And then the final one, the A-10 aircraft. That’s a ground attack aircraft that is particularly good at anti-tank and anti-armored columns. We had already trained six Ukrainian pilots to fly these aircraft in Arizona over the past couple of years. It would be a matter of taking them out of storage and giving them to the Ukrainians, and then making sure they got the associated equipment, the logistical support parts maintenance, and ammunition to go with it, so that they would be able to use them effectively. Pilots have told me that they are very simple aircraft to fly. And it’s really the weapon systems that require the most attention.
That does not seem to be on the table at the moment. But I think it’s one that we also need to keep bringing up. Because if you can’t control the skies, then there’s always a risk that the Russians continue to make progress on the ground.

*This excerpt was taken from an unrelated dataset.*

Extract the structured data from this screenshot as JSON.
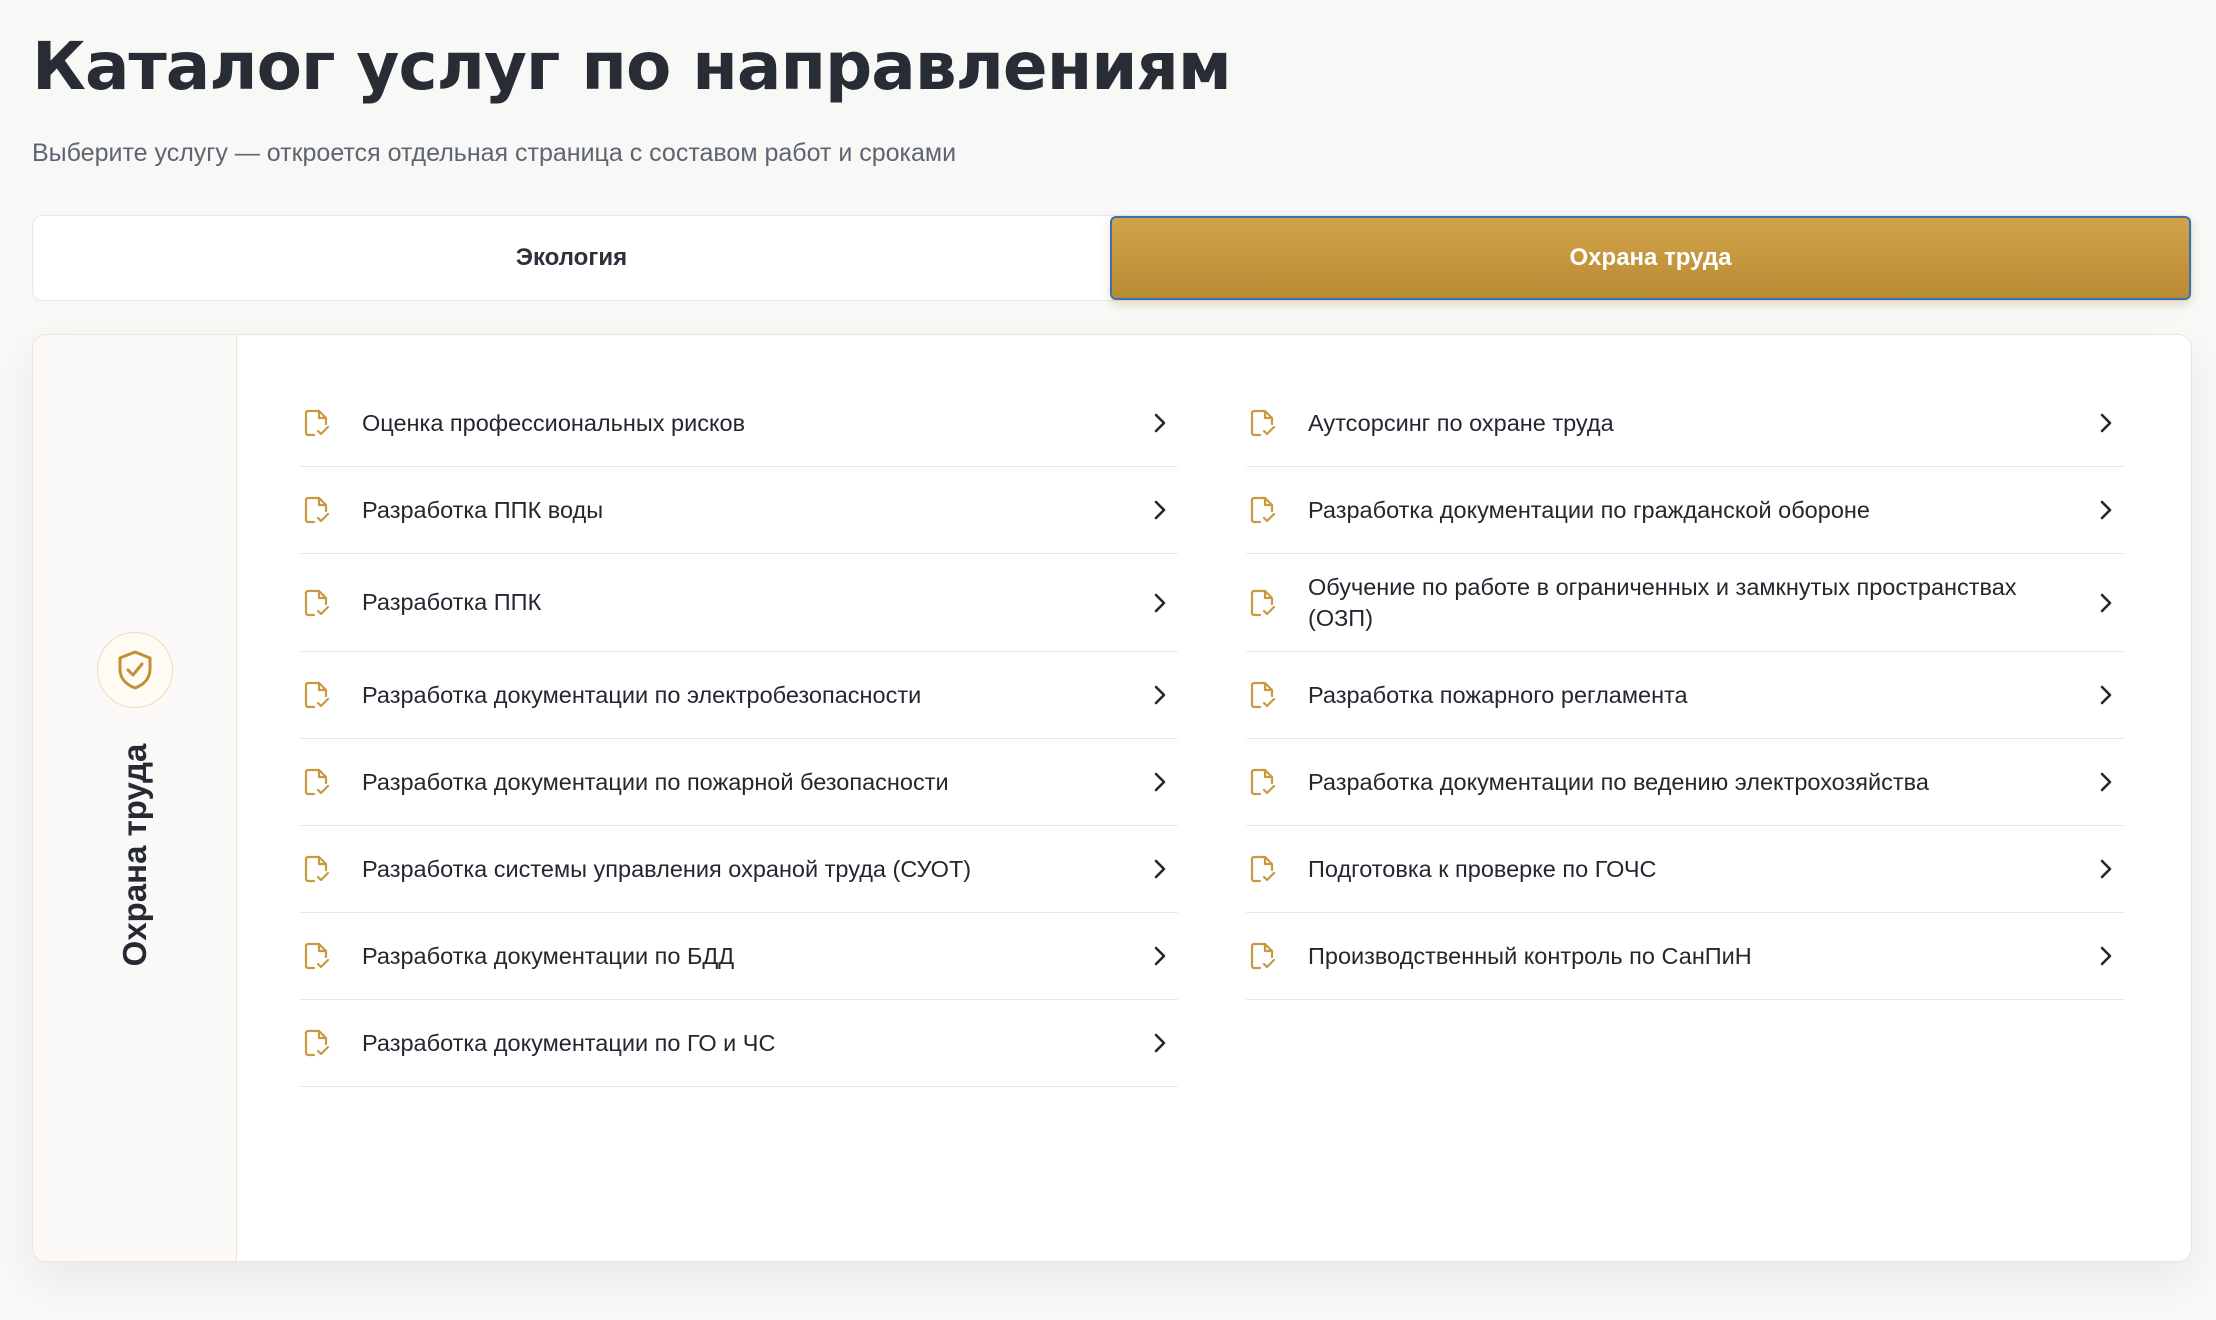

We should be giving the Ukrainians as much of a 360 capability as we can.
Watch the rest of the interview here: